Euphorbia 'Glacier Blue'Euphorbia ‘Glacier Blue’ Euphorbia characias 'Glacier Blue' is a compact vigorous plant to 12-15 inches tall by 15 inches wide with cream-edged margined blue green foliage and flower bracts . It is more compact and has bluer-green foliage than 'Tasmanian Tiger,’ another variety of Euphorbia characias.

Euphorbia

Euphorbia

FACTS: EUPHORBIA

Family: Euphorbiaceae

Genus: Euphorbia

Common Name: Spurge, Euphorbia

Origin: Southwestern Asia, Britain, Europe, Mediterranean

Culture: Most prefer well-drained, light soil in full sun, although some Euphorbia prefer moist, humus-rich soil in part shade or permanently moist soil in full sun.

Pests and Disease: When grown in too wet soil, collar rot can occur. In addition, some kinds of Euphorbia are susceptible to powdery mildew. Otherwise Euphorbia are generally pest free.

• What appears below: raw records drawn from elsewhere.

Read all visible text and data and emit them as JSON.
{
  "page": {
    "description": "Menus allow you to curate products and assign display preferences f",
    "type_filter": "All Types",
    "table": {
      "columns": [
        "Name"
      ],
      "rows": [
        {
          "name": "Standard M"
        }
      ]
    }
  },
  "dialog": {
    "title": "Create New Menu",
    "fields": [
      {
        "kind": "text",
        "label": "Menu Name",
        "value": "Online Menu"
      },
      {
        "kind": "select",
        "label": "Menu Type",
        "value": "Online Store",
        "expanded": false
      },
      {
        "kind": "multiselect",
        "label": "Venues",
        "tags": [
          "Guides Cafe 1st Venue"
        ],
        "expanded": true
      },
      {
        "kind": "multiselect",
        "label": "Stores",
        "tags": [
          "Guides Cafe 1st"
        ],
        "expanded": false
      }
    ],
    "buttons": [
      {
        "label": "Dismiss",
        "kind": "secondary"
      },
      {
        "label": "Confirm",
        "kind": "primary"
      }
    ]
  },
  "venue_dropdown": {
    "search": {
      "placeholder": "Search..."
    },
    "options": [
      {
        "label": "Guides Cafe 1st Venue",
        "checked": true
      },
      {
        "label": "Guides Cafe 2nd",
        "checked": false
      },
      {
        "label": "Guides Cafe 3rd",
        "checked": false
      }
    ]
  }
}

Maintenance: Most Euphorbia resent transplanting, but otherwise are easy to maintain. After flowering, the dead stems on the plant should be cut back to the area of new growth. Importantly, tidying the plant will promote more growth to occur.

In addition, it is extremely important to wear protective gloves when working with Euphorbia because they exude a white sap that is a skin irritant and can be poisonous if ingested.

Propagation: Depending on the species or cultivar propagate by seeding, division or cuttings.